Some observations that I would like to do immediately, before getting in depth in each theme: the life of this individual, it seems to me, is utterly empty. He is, of course, one of the persons that said that he may get a part-time job because he doesn’t have anything to do anyway. (Cf.: This Post) To me, that sounds like an admission that his life is empty, that he has nothing to do with the time he has been given. (Cf.: Gandalf in The Lord of The Rings: “All we have to decide is what to do with the time that is given to us”) He is a “bored” individual in constant, almost physiological need of entertainment, of distractions. (It will be even clearer, further on, that his fruition of books, music, films, videogames etc. is only and purely a source of entertainment, never of art or of personal enrichment) Distractions from what, I cannot be sure. To me they look like distractions from living. From thinking and realizing and feeling the huge lack of value and meaning in his actions.

Frankly, I find it a desolate life, and even, to some extent, offensive to the dignity of human beings (to borrow Kantian terms) insofar as he has a need to anesthetize all that makes him human (his rationality, as well as his emotions) for they find themselves restless, so unused and without purpose. He doesn’t keep up with the news, and doesn’t vote, and I strongly suspect he doesn’t watch television only because, in its passivity, it’s not anesthetizing enough, it’s not as effective a drug as gaming is (or rather can be) through its active engagement of a person’s attention. (Note: Actively engaging a person’s attention is no way related to a meaningful, intelligent task; surely intelligent activities require attention, but crosswords or puzzles do so as well, and they are not meaningful tasks.)
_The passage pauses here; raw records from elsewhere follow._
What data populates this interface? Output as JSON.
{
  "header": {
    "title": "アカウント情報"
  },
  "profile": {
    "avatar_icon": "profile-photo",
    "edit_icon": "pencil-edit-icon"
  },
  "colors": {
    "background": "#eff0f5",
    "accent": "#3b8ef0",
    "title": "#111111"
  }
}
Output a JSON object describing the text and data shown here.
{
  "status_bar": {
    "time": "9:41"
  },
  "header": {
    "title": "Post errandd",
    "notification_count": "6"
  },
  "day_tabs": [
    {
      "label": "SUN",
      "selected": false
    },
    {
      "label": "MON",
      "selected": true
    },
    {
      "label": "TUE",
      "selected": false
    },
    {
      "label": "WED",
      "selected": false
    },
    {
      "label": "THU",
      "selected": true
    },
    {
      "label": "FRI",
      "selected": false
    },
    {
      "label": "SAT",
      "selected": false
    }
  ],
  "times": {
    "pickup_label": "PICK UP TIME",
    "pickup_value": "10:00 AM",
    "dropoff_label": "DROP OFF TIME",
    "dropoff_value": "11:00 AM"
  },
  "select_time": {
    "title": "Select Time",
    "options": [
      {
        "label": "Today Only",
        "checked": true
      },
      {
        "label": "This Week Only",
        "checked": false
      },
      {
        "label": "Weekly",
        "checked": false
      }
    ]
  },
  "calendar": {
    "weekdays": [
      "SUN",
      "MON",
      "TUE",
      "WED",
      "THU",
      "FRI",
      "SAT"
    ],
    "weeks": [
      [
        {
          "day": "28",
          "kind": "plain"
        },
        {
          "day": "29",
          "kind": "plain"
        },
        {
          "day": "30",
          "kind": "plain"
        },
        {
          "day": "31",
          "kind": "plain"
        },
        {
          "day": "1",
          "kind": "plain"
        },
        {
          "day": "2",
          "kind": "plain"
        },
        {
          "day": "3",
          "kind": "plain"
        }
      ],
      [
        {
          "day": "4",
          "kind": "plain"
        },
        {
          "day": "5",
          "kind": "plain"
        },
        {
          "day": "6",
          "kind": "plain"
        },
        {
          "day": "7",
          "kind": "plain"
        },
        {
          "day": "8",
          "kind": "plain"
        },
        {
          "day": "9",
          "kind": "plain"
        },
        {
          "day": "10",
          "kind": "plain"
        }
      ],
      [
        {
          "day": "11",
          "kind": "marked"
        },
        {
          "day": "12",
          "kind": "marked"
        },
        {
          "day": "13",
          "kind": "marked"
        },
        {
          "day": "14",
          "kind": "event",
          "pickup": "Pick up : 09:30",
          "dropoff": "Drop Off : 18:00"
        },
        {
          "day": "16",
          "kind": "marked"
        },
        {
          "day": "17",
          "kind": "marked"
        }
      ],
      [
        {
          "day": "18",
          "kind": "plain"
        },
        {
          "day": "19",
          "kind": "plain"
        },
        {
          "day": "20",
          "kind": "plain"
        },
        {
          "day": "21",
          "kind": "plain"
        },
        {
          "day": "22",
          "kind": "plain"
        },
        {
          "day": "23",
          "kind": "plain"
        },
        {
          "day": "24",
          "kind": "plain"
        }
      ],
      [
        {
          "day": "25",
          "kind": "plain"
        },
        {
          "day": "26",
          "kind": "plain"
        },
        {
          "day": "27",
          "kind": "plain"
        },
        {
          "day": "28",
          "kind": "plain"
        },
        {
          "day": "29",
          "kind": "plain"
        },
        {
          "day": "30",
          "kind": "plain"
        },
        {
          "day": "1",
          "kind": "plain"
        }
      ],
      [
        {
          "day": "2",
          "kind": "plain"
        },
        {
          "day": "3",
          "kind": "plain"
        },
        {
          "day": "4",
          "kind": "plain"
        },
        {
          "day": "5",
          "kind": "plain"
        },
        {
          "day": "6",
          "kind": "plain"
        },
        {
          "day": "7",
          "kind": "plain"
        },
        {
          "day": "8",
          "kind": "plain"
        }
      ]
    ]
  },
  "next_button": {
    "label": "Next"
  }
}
I asked him if he ever asks himself: “After being entertained for hours on end, then what?” He answered no, and by the tone I suspect he may not even have really understood the question. Distraction has developed to the point that it is not a means to forgetting something, but an end in itself. Distraction has succeeded in distracting him from why he wanted to be distracted in the first place. Frankly, hearing him deny any kind of thought about himself, his life, purpose or meaning, scared me, for I felt as if my housemate was something different than human, maybe less than human.

PS.: As for my point of view in judging (so as to answer some possible objections concerning the fact that I may be prejudiced) I myself practice, to some extent, most of those activities as well. I read, I watch films and tv series, I play the guitar, I listen to music and I play videogames. I almost never criticize the activities themselves, but rather how they are carried out, the attitude, the thought (or lack thereof) behind them.